== Required action ==
Retrieve every line from the records in which the word "title" occurs.

(Data records for software interfaces)
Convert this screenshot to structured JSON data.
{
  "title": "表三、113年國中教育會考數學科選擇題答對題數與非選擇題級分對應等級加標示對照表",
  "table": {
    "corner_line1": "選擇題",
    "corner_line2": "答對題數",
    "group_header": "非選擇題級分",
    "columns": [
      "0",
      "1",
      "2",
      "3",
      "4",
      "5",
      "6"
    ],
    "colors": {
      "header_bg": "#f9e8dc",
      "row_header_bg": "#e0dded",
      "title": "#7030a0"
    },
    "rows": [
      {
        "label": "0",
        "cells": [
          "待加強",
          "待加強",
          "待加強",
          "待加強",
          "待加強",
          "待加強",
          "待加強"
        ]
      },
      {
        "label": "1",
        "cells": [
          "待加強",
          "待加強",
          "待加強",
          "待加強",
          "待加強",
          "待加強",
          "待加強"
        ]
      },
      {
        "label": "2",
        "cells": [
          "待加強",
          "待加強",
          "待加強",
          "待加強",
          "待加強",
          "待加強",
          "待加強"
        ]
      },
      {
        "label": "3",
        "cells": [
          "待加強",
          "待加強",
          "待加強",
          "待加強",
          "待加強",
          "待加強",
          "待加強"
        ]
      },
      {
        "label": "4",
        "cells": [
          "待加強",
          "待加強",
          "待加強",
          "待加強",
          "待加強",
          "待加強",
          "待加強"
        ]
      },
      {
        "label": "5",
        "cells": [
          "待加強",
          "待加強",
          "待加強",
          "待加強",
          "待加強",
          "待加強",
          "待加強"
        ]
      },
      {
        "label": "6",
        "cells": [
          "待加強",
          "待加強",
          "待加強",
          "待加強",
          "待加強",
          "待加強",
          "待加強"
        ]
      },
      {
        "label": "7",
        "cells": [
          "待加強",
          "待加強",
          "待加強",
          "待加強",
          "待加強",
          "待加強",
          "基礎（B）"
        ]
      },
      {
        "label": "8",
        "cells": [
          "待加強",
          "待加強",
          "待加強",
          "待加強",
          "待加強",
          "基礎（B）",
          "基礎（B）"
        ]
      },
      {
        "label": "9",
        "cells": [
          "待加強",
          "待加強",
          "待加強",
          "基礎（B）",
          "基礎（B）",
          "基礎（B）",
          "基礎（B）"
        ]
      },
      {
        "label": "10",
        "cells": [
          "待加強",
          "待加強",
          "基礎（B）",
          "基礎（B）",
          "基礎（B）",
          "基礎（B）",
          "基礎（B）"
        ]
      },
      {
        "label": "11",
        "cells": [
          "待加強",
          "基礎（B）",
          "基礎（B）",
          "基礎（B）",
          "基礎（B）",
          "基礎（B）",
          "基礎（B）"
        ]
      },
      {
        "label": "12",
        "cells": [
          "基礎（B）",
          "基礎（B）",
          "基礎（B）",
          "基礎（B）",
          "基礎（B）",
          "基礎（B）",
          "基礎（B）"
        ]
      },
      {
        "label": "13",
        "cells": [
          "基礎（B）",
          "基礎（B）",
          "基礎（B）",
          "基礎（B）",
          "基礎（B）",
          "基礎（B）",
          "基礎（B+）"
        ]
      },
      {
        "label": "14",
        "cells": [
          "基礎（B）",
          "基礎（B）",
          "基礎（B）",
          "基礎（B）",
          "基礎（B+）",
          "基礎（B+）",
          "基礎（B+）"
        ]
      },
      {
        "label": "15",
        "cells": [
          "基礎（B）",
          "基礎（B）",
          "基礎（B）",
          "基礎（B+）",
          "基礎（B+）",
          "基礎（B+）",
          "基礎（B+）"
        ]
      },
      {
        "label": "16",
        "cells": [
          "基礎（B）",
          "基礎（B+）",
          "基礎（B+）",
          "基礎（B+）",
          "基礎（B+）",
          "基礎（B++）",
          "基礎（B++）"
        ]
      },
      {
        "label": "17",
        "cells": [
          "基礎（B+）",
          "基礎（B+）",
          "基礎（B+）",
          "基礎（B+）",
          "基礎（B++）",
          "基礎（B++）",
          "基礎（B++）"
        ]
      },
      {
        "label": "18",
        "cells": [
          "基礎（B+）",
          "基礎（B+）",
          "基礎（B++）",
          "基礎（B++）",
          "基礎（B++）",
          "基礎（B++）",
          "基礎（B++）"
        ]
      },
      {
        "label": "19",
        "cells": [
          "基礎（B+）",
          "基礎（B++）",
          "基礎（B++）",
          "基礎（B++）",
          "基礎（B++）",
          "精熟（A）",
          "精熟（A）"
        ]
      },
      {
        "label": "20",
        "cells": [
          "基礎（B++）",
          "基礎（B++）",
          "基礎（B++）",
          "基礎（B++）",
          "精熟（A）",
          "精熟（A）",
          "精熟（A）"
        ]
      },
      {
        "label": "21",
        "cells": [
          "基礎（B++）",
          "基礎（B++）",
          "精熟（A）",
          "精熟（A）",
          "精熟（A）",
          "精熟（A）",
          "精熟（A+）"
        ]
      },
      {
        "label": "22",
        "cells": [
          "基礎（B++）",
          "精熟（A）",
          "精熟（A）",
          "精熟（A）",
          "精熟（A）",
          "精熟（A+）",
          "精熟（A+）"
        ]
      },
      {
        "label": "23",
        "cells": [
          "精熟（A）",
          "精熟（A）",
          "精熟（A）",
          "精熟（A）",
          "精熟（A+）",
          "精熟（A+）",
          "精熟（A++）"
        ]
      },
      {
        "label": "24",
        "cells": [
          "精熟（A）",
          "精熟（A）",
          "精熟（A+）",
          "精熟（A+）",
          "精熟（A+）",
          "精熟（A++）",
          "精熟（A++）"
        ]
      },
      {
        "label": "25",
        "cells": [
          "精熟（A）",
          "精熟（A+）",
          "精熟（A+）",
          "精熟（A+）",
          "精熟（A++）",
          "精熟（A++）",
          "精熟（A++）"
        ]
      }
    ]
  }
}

== Output for this exercise ==
  "title": "表三、113年國中教育會考數學科選擇題答對題數與非選擇題級分對應等級加標示對照表",
      "title": "#7030a0"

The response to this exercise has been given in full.